* Input *
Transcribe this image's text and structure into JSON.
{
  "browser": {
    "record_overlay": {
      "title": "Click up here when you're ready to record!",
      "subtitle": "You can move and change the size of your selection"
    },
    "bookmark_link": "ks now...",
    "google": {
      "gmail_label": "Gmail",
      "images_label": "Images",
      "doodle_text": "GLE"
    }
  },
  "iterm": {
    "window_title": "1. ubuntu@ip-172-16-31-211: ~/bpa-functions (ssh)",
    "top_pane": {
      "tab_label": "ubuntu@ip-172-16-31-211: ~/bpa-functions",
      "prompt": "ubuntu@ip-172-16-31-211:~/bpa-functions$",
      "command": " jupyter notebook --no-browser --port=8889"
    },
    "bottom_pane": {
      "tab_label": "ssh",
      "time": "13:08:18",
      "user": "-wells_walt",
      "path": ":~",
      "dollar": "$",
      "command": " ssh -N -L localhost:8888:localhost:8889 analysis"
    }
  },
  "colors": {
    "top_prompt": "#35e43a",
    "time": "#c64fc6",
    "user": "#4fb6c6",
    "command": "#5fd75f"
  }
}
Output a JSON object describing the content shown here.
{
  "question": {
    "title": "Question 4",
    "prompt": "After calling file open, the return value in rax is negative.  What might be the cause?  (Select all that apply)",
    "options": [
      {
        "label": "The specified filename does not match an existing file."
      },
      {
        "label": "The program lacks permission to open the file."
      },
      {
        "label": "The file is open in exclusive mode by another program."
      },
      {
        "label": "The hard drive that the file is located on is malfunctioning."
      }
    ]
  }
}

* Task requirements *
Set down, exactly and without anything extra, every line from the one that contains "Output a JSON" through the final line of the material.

* Reply to the task *
Output a JSON object describing the content shown here.
{
  "question": {
    "title": "Question 4",
    "prompt": "After calling file open, the return value in rax is negative.  What might be the cause?  (Select all that apply)",
    "options": [
      {
        "label": "The specified filename does not match an existing file."
      },
      {
        "label": "The program lacks permission to open the file."
      },
      {
        "label": "The file is open in exclusive mode by another program."
      },
      {
        "label": "The hard drive that the file is located on is malfunctioning."
      }
    ]
  }
}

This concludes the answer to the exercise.